Expert: Curious behaviour of insects during courtship and mating
To persuade females to mate, males of some species of insects bring them gifts; others put "chastity belts" on their mates, preventing copulation with other partners. Curious mating behaviour of insects allows them to quickly colonize new spaces.
Insects undoubtedly amaze in terms of the complexity of their breeding behaviours as well as sophisticated techniques, says Dr. Radomir Jaskuła from the Department of Invertebrate Zoology and Hydrobiology, University of Lodz.
Insects live all over the world, inhabiting very different habitats. The fact that there are about a million known species of insects is the result of sex selection, including mating behaviours that can be very complex.
For example, some species of damselflies, found also in Poland, are able to persuade their chosen ones to mate with them by very complex mating dances performed in flight.
Other insects bring gifts to gain the favour of their chosen ones. This behaviour is typical for scorpionflies. "They steal insects from spider`s nets. For a female it is a message that if a male is able to steal a victim from a spider`s web, it must have very good genes, because he not only stole it, he also did not get caught" - says the expert.

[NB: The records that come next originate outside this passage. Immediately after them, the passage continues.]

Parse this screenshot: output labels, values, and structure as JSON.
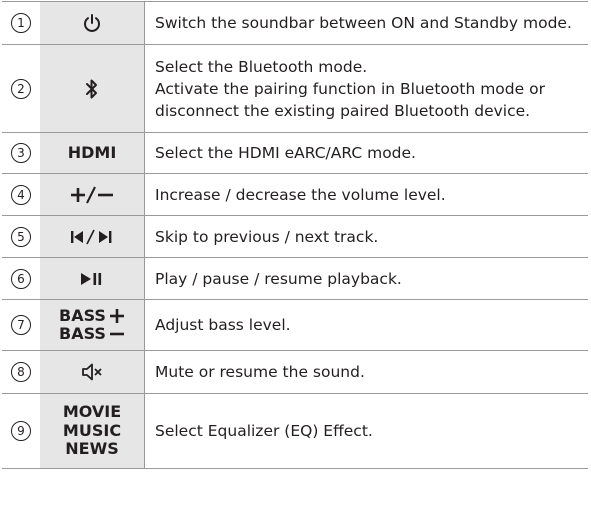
{
  "rows": [
    {
      "num": "1",
      "icon": "power-icon",
      "desc": [
        "Switch the soundbar between ON and Standby mode."
      ]
    },
    {
      "num": "2",
      "icon": "bluetooth-icon",
      "desc": [
        "Select the Bluetooth mode.",
        "Activate the pairing function in Bluetooth mode or disconnect the existing paired Bluetooth device."
      ]
    },
    {
      "num": "3",
      "key": "HDMI",
      "desc": [
        "Select the HDMI eARC/ARC mode."
      ]
    },
    {
      "num": "4",
      "icon": "plus-minus-icon",
      "desc": [
        "Increase / decrease the volume level."
      ]
    },
    {
      "num": "5",
      "icon": "prev-next-icon",
      "desc": [
        "Skip to previous / next track."
      ]
    },
    {
      "num": "6",
      "icon": "play-pause-icon",
      "desc": [
        "Play / pause / resume playback."
      ]
    },
    {
      "num": "7",
      "key_lines": [
        "BASS",
        "BASS"
      ],
      "desc": [
        "Adjust bass level."
      ]
    },
    {
      "num": "8",
      "icon": "mute-icon",
      "desc": [
        "Mute or resume the sound."
      ]
    },
    {
      "num": "9",
      "key_lines": [
        "MOVIE",
        "MUSIC",
        "NEWS"
      ],
      "desc": [
        "Select Equalizer (EQ) Effect."
      ]
    }
  ]
}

In the case of some orthopterans, males put something that can be compared to "chastity belts" on females after mating. "It is a special protein secretion that hardens in contact with air. Thus, it prevents copulation with another male" - adds Dr. Jaskuła.
In turn, some species of moths, including those found in Poland, leave physical "obstacles" in the form of chitinic spines in addition to semen in the reproductive tracts of females. For another male, copulation attempt with such a female can end in a lot of pain.
In some cases, mating may involve high risk for the male. This is especially true for some species of mantis - after mating, the male can be simply eaten by the female. "It is a deep evolutionary conditioning. By becoming the first meal of the female, the male provides her with energy for the eggs. This is a good start for his offspring" - explains the biologist.
Sometimes insects "lose their heads" during mating and try to copulate with flowers that remind them of females. "There are a number of species of Hymenoptera that are so stunned by the compounds secreted by orchids and so convinced that it is a female, that they try to mate with flowers of these plants" - says Dr. Jaskuła.
Sometimes the concentration of pheromones in the air causes males to try to mate with other males, which can be perceived as a kind of homosexual behaviour among insects. Such homosexual behaviour has been observed in over 60 percent of the tested insects - from the fruit flies to butterflies, the scientist says.
In the case of some species of insects, males are unnecessary or unknown at all, and the females reproduce parthenogenetically, without needing to mate with males. Such groups include stick insects, as well as most species of aphids. In these cases there is no mating and copulation, and the young are faithful copies of their mothers.
According to the scientist, another interesting fact is that in the case of aphids the female that "gives birth to her daughter" is often also a grandmother, because her daughter already has another generation developing in her body.
"Such adaptations allow insects to quickly colonize new spaces and new habitats, thus increasing the range of their occurrence" - concludes Dr. Radomir Jaskuła.
PAP - Science in Poland
szu/ ekr/ kap/